§ About this exercise: Search the entries for the word "Joao". Copy each line in which it is found.

§ Stored data:
⟨

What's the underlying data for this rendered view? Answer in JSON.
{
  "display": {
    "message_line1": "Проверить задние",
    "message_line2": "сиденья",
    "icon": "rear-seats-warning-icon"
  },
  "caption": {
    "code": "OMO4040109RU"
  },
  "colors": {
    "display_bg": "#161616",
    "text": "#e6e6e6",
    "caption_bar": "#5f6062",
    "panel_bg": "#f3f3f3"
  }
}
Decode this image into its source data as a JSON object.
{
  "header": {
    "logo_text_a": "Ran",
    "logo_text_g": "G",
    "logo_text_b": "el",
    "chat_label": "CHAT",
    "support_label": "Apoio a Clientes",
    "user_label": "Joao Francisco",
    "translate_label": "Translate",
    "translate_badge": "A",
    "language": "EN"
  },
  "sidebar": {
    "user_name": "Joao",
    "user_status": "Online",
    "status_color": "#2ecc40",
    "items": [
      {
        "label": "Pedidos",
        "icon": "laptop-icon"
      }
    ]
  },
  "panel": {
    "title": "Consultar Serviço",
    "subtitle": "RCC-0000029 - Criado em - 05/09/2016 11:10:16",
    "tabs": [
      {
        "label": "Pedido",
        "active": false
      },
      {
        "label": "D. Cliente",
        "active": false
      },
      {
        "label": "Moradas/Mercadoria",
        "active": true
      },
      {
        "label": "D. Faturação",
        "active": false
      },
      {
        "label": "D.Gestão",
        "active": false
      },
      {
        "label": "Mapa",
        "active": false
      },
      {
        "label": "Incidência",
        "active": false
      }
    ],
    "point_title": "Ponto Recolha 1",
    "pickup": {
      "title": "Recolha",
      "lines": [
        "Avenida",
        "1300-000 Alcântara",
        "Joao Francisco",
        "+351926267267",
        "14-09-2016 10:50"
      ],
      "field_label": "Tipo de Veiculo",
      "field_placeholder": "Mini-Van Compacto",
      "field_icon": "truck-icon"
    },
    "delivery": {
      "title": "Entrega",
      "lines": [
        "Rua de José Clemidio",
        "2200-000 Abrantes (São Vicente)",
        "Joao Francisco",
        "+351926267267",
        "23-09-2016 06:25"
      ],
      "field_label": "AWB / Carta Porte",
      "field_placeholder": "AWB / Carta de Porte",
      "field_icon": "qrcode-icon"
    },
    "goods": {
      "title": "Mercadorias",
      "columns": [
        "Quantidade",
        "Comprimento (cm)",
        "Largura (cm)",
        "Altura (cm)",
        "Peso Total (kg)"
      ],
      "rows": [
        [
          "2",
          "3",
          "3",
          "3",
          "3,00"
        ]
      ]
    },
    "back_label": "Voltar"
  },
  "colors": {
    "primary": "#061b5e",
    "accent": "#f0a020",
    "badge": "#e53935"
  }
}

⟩

§ Exercise answer:
    "user_label": "Joao Francisco",
    "user_name": "Joao",
        "Joao Francisco",
        "Joao Francisco",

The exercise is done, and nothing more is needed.